That, however, is like comparing apples and oranges. Based on statistics gleaned from the federal Department of Transportation, there are roughly 40 to 50 percent more vehicles per capita in the United States as compared to Europe that cover at least 20 percent more mileage in a typical year.

Based on new cars and respective national studies of various countries with statistics converted into gallons, United States drivers get 24.9 miles per gallon, German drivers 40 mpg and United Kingdom 52.5 gallons on average. In many nations, not all of the fuel taxes collected go to support road maintenance and construction.

All of those factors mean the United States may get as much and possibly even more gas taxes per capita than European nations.

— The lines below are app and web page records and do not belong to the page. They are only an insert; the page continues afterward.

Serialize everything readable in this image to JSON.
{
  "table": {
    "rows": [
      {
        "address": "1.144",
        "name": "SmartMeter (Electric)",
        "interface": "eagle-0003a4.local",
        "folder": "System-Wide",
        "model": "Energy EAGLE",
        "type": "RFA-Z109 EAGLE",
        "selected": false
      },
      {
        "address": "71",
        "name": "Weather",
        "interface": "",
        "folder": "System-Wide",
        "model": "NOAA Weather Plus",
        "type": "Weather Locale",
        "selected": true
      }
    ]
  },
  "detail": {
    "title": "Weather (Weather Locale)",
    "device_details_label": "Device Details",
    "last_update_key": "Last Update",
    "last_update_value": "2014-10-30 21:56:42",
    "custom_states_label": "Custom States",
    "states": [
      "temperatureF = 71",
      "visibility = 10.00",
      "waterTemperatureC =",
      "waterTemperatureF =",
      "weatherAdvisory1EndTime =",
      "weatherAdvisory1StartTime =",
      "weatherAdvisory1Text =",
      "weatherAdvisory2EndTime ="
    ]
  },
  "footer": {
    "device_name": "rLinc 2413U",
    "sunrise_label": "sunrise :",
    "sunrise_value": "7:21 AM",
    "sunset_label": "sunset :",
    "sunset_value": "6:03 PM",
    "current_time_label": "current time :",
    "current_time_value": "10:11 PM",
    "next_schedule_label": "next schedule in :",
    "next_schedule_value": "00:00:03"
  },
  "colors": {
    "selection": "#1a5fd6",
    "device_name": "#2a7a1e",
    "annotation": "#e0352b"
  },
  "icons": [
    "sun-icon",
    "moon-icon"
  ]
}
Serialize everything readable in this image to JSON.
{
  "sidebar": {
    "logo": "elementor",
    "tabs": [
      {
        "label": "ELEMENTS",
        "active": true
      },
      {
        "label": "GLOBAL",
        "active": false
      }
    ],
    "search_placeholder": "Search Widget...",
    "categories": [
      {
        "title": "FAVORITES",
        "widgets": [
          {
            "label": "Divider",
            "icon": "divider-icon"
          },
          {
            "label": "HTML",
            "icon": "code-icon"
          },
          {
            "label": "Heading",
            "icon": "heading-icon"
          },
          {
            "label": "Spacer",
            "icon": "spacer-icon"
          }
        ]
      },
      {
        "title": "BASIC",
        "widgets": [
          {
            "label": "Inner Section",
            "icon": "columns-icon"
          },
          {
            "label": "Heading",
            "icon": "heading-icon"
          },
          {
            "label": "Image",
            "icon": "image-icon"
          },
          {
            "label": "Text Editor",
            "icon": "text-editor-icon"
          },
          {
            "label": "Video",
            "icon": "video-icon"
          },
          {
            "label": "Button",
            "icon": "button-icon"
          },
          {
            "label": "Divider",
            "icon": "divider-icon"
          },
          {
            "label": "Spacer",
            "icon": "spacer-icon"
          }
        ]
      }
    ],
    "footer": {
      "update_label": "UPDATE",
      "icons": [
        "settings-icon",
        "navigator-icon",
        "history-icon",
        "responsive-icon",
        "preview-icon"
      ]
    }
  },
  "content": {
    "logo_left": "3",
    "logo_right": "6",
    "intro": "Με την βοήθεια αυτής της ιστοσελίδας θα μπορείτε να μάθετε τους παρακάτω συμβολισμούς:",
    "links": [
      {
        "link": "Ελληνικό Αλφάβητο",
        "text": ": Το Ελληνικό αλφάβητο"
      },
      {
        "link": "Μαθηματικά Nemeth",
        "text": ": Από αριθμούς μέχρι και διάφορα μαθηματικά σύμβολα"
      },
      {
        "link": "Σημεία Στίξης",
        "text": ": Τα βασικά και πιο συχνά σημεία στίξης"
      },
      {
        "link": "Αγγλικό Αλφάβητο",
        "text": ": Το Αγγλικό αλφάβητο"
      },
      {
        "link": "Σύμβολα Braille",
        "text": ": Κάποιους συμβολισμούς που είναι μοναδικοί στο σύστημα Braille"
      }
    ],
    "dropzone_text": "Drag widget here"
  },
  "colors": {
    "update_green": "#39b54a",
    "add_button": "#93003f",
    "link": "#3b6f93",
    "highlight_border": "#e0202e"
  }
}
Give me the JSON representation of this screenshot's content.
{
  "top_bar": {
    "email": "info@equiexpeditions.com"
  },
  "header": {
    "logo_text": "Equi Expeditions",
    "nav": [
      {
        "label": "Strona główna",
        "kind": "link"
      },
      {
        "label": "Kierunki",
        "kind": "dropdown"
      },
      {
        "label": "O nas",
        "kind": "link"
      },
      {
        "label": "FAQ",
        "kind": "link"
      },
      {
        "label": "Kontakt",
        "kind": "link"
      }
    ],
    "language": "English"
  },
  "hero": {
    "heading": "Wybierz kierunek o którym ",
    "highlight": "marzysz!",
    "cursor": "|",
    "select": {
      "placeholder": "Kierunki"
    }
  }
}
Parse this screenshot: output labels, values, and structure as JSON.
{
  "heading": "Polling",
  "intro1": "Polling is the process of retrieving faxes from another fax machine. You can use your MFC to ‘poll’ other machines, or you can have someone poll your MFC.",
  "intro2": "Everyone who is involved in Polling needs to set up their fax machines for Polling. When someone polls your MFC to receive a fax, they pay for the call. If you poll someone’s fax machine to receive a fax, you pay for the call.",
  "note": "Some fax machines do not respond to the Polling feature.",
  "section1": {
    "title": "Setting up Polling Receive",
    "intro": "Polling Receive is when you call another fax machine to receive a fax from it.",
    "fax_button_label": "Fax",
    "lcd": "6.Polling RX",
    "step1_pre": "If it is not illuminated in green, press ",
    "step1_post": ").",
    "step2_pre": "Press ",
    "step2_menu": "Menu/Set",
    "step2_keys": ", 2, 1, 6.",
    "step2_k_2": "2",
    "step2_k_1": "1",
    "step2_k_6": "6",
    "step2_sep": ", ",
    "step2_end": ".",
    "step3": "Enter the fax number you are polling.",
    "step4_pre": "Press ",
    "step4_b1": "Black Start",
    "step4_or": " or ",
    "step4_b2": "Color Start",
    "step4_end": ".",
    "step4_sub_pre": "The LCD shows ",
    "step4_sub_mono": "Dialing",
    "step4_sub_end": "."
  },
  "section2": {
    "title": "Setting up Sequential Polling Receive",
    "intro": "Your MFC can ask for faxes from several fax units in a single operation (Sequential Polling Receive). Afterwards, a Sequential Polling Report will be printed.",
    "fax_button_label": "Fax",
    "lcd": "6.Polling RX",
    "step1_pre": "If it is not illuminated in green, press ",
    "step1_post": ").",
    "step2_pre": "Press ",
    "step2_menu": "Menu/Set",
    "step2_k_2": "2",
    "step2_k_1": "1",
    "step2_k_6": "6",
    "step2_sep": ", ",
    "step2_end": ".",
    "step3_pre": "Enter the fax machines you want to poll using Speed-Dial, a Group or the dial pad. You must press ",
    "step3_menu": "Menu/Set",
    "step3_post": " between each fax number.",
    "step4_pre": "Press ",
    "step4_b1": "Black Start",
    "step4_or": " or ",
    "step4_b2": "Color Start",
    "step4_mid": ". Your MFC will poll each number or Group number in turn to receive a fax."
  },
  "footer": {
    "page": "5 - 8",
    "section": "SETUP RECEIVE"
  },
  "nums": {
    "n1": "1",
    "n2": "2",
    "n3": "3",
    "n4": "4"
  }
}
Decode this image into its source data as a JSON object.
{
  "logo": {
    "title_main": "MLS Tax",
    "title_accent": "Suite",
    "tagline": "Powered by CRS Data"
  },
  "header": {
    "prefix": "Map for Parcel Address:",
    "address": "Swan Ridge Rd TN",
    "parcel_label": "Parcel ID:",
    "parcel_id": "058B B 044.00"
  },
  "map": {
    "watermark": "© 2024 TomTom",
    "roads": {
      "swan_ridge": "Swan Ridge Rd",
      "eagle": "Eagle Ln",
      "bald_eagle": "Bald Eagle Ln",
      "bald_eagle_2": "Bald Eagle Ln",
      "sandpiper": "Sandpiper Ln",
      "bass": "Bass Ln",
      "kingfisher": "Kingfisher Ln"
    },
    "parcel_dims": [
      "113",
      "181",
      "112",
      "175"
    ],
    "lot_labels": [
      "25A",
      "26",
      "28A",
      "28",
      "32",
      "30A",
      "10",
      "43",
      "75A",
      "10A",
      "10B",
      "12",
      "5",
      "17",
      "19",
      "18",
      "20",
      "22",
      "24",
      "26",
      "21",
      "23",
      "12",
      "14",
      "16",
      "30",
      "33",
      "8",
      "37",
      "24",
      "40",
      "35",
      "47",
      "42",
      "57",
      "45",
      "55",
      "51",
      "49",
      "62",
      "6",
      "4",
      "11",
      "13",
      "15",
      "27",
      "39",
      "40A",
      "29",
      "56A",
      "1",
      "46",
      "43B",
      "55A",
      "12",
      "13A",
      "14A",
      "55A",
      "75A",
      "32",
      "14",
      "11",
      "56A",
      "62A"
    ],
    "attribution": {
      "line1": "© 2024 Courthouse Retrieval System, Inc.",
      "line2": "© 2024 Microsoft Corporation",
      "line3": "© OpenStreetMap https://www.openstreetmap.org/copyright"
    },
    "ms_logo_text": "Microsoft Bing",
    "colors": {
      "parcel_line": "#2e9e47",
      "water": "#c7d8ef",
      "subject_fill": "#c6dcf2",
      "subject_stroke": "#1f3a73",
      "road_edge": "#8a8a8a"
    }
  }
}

Gas tax – in concept – is a user’s fee.

That means those using roads pay taxes.

However, that isn’t true.

A vehicle owner pays state and federal taxes that go to support bicycle paths, subsidize Amtrak, and pay upwards of 80 percent of the cost of mass transit systems such as buses and light rail. While they may also either use mass transit or bicycle or have members in their household that do, not all people who take mass transit pay gas taxes.

Some have argued especially in California that all vehicles should be equipped with GPS style devices that log every mile driven and road maintenance taxes be assessed accordingly.

That’s fine in theory, but what about those who have to drive miles each week on dirt roads to reach homes or to move around ranches and such. They’d be taxed for road maintenance they never receive. Then there is the issue of those in rural areas who get minimum direct benefit of state and federal gas tax dollars.

Of course, neither concern represents a major political obstacle for those wanting to jack up gas prices or implement miles-driven taxes.

Going to mile-driven taxes, however, would mean those who are rolling in the money and can afford $85, Teslas and benefit from $5,000-plus in tax credits that is money that goes directly into their pocket won’t be getting a free ride on public highways anymore since they do not pay gas tax at all.

Given changing technology, politicians should overhaul how we pay for roads instead of simply sticking it to motorists giddy over lower pump prices.

Unlike gas taxes that are part of the fuel price at the pump and aren’t given a second thought or the stealth greenhouse tax that California oil refineries will be forced to collapse into the price of fuel that could reach $1.30 per gallon by 2025, a tax on miles driven will be a cost number that stands alone.

It would serve as an incentive for those that commute long distances to either carpool or take mass transit when possible or to opt for more fuel efficient vehicles.

Such a system can’t be imposed overnight and would be extremely problematic to retrofit.

Instead, a base year should be and a per-mile drive charge created for new vehicles based on what they would pay at the pump for gas.

Each month a device that transmits limited data would provide information on miles driven to a government agency and a tax bill sent.

The tax – based on today’s price of gas and assuming one drove 15,000 miles a year and got 25 miles per gallon – would be $412. It would be the same that would be paid at the pump but new cars equipped with the mileage tax device would be exempt from paying when they fuel.

Such a system would not let electric car owners off the hook for road maintenance and construction. It would also be an extremely transparent tax especially if you have to make an electronic transfer each month to a government agency.

If politicians simply raise gas taxes because prices are low they will be making a bad situation worse as gas mileage will continue to rise creating more funding shortfalls and technology will put more cars on the road that don’t require gas.